In order to drive performance, Google requires that all accounts created on or after 22 April 2019 use conversion-based smart bidding for all campaigns, unless using smart campaigns. As we spoke about in the chapter on web analytics – conversion is the act of someone clicking through an ad and being taken to another destination being that your website, Eventbrite link, Facebook page etc… You have “converted” the user into someone who is now engaging with your brand. Smart bidding utilises machine learning to optimise your ads and money for conversions in auctions. This feature is also known as “auction-time bidding”.
Okay, so it’s necessary to use smart bidding, but what benefits does it have? Well, we can outline 4 key benefits of using smart bidding that will get you the most value for your money.
- Advanced machine learning – The powerful algorithms that Google employs are able to make extremely detailed and accurate predictions as to how varying bid amounts on certain keywords will optimise performance.
- Broad range of contextual signals – Signals are clearly identifiable attributes of people that you are hoping to target with your ads. Smart bidding allows you to use an extremely varied range of signals like date/time, location intent, physical location, site behaviour, device and many more.

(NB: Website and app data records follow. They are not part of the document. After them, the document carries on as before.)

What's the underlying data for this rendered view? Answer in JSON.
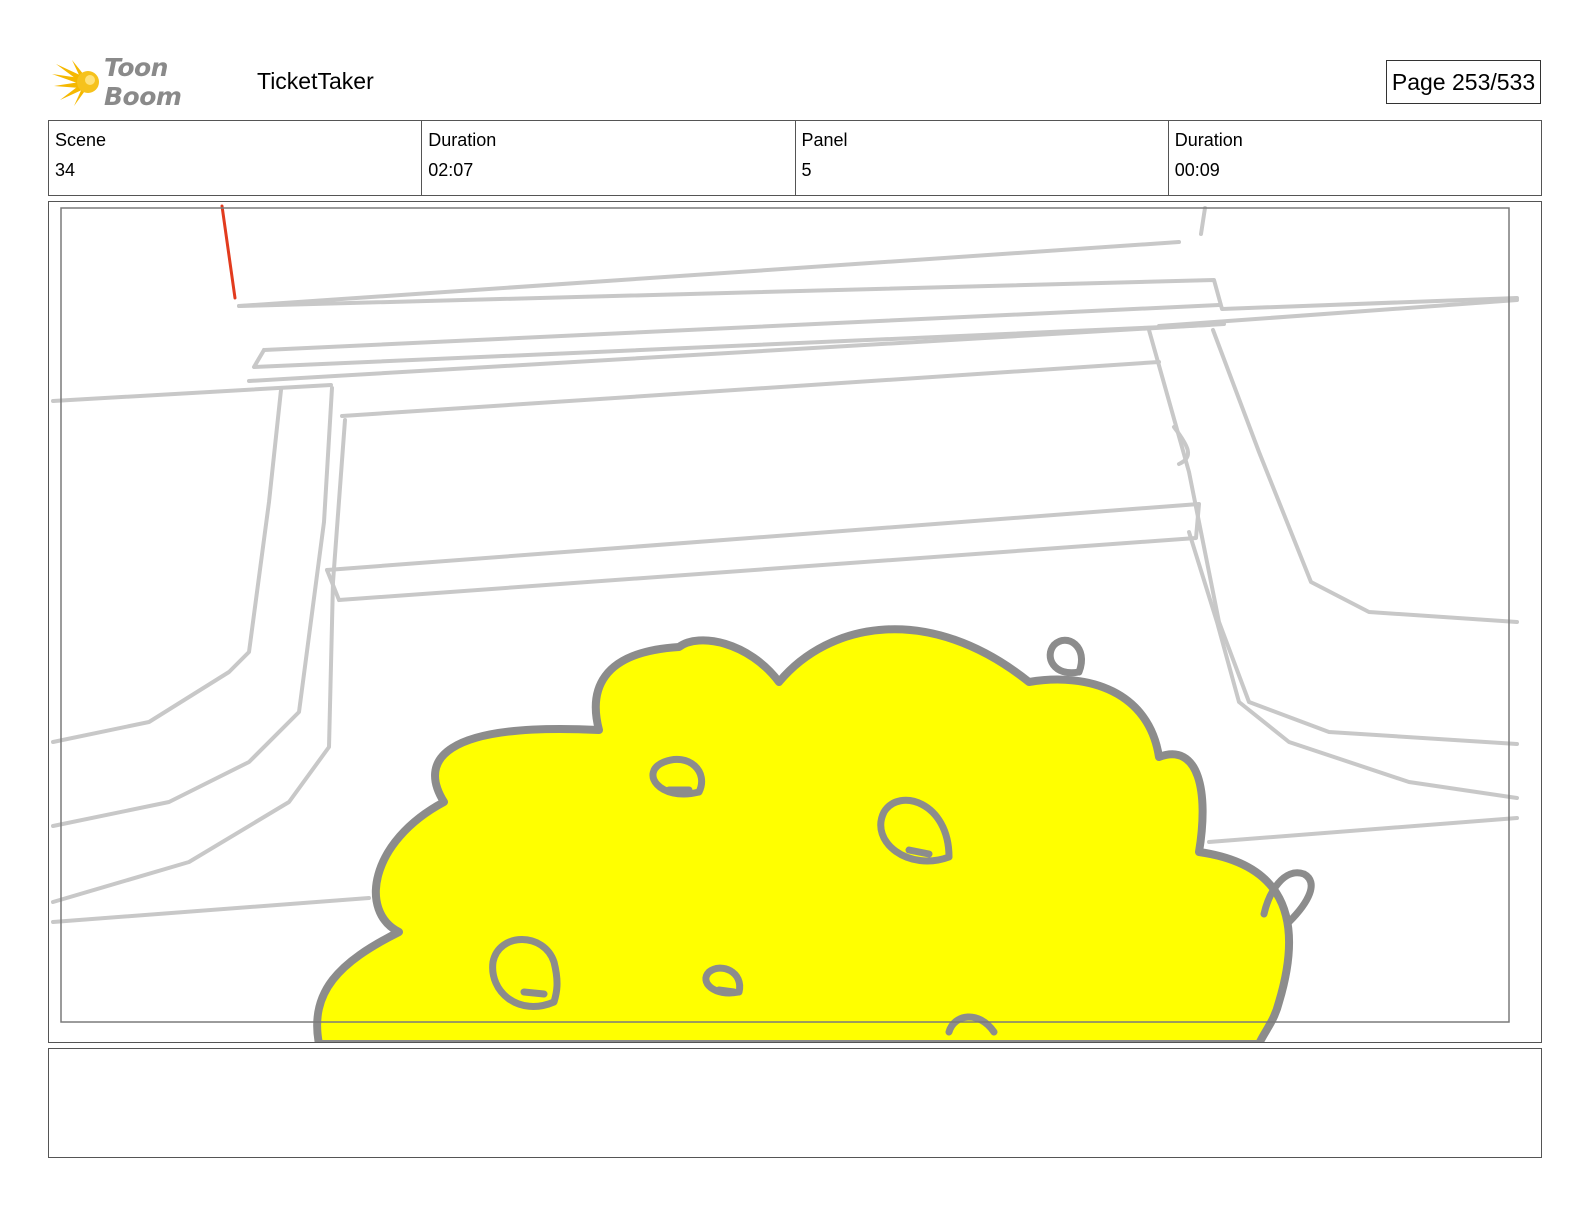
{
  "header": {
    "logo_text": "Toon Boom",
    "project_title": "TicketTaker",
    "page_label": "Page 253/533"
  },
  "info": [
    {
      "label": "Scene",
      "value": "34"
    },
    {
      "label": "Duration",
      "value": "02:07"
    },
    {
      "label": "Panel",
      "value": "5"
    },
    {
      "label": "Duration",
      "value": "00:09"
    }
  ],
  "panel": {
    "sketch_line_color": "#c8c8c8",
    "cloud_fill_color": "#ffff00",
    "cloud_outline_color": "#8c8c8c",
    "accent_line_color": "#e23b1e"
  },
  "notes": {
    "text": ""
  }
}
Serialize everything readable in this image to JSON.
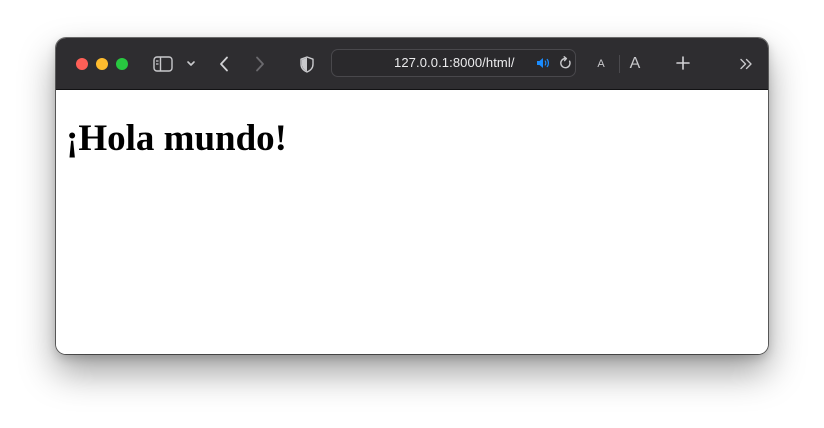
{
  "browser": {
    "address_bar": {
      "url": "127.0.0.1:8000/html/"
    },
    "icons": {
      "sidebar": "sidebar-icon",
      "chevron": "chevron-down-icon",
      "back": "back-icon",
      "forward": "forward-icon",
      "shield": "privacy-shield-icon",
      "audio": "speaker-icon",
      "reload": "reload-icon",
      "text_smaller": "text-smaller-icon",
      "text_larger": "text-larger-icon",
      "new_tab": "plus-icon",
      "overflow": "double-chevron-icon"
    },
    "text_size": {
      "small": "A",
      "large": "A"
    },
    "colors": {
      "toolbar": "#2e2d30",
      "close": "#fe5f57",
      "minimize": "#febc2e",
      "zoom": "#28c840",
      "audio_accent": "#1a8cff"
    }
  },
  "page": {
    "heading": "¡Hola mundo!"
  }
}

- Flexible performance controls – YOU set the goals, targets, deadlines. It may seem like the Google machine is taking over with those first two steps, but you still have the flexibility and control to manipulate your campaign as you see fit – although Google will still make suggestions.
- Transparent performance reports – Detailed reports are available during and after your campaign runs so that you are able to see what worked, what didn’t and where there is room for improvement.

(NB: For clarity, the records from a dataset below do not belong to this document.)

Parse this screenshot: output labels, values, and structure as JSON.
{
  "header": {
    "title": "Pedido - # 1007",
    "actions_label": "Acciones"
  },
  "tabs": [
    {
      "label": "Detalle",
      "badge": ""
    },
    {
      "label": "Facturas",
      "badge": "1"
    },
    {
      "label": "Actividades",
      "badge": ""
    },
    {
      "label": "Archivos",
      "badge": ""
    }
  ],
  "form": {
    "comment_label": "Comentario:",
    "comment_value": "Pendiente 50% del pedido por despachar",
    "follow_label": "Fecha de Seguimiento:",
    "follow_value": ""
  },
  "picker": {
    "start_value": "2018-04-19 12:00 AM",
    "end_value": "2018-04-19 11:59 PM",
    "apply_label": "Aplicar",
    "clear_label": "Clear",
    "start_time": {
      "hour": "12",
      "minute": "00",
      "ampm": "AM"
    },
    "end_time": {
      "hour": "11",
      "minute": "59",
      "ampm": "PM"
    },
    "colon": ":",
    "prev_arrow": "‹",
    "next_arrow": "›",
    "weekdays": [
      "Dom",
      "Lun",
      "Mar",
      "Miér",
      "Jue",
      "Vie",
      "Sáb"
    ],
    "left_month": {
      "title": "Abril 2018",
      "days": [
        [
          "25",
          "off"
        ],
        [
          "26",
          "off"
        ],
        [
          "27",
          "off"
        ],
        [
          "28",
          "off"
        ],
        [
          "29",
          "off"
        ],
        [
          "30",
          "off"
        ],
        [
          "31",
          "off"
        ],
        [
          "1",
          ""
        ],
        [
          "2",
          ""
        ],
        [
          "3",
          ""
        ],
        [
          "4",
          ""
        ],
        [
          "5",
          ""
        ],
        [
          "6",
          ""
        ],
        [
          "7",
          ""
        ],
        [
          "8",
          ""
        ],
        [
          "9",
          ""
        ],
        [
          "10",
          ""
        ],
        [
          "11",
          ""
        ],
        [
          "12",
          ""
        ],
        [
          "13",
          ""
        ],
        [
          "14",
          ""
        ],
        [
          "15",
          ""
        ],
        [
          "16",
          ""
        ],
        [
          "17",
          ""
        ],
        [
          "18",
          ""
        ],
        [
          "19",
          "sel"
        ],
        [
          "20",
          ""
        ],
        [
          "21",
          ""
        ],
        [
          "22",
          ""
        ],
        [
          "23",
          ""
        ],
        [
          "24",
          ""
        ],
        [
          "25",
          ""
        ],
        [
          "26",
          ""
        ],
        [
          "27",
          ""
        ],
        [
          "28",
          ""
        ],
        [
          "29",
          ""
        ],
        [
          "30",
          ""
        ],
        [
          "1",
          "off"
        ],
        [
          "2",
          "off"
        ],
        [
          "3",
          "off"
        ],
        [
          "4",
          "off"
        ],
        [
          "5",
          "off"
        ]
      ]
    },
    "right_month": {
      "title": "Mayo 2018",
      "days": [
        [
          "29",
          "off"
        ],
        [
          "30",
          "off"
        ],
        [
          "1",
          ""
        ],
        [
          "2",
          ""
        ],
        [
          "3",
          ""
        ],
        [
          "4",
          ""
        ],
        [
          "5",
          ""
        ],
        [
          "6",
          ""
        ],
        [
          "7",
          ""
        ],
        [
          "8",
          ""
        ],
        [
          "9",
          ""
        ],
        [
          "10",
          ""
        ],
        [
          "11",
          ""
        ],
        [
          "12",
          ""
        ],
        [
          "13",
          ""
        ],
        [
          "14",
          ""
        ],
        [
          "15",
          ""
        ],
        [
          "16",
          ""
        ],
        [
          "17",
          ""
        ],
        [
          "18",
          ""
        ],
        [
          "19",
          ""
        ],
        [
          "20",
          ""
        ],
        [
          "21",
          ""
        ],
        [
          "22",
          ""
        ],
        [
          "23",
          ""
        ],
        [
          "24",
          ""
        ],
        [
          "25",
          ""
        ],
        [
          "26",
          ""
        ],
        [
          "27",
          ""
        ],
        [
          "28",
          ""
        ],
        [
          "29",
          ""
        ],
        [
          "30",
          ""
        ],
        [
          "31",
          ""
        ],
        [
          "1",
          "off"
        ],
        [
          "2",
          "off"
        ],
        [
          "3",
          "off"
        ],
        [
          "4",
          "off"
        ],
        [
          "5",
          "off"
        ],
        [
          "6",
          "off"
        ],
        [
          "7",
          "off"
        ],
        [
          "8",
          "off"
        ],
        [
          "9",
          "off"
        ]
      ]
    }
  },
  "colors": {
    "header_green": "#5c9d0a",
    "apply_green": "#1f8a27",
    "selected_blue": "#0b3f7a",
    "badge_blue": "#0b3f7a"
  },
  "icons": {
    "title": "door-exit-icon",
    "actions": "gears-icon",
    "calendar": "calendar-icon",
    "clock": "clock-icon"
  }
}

This new rule that Google set forth is a good one as it’s another great tool to help organisations that may be new to this process succeed.
Google is very strict about Google Ad Grant accounts being properly maintained and used. If an account isn’t using the money it’s been granted, or ads aren’t performing well and hitting the 5% CTR rate – then Google will shut down the campaign and suspend the account. In order to succeed with Google Ad Grants, it’s essential to make Google Ads a regular item on your digital marketing to-do list.
Once you’ve managed to create an account and set up a few campaigns, make a note to check your Google Ads account every two weeks. See what works, what hasn’t, and what could be improved. Do some tweaks every time you check the account and monitor your progress. Google Ads isn’t something that you can “set and forget”. It is a programme that requires maintenance, especially if you are a qualifying non-profit and taking advantage of the Google Ad Grants programme!
One of the benefits to using a service run by a massive conglomerate like Google is that they have excellent customer help and resources available for service users. Take advantage of the help and guidelines that Google offers. They want to see nonprofits succeed with their admirable Google Ad Grants programme. The help and advice that they offer is genuine and should be taken seriously. We highly recommend experimenting, seeing what works for your organisation, and then, we guarantee that the fantastic Google Ad Grants programme will become a regular part of your digital marketing strategy.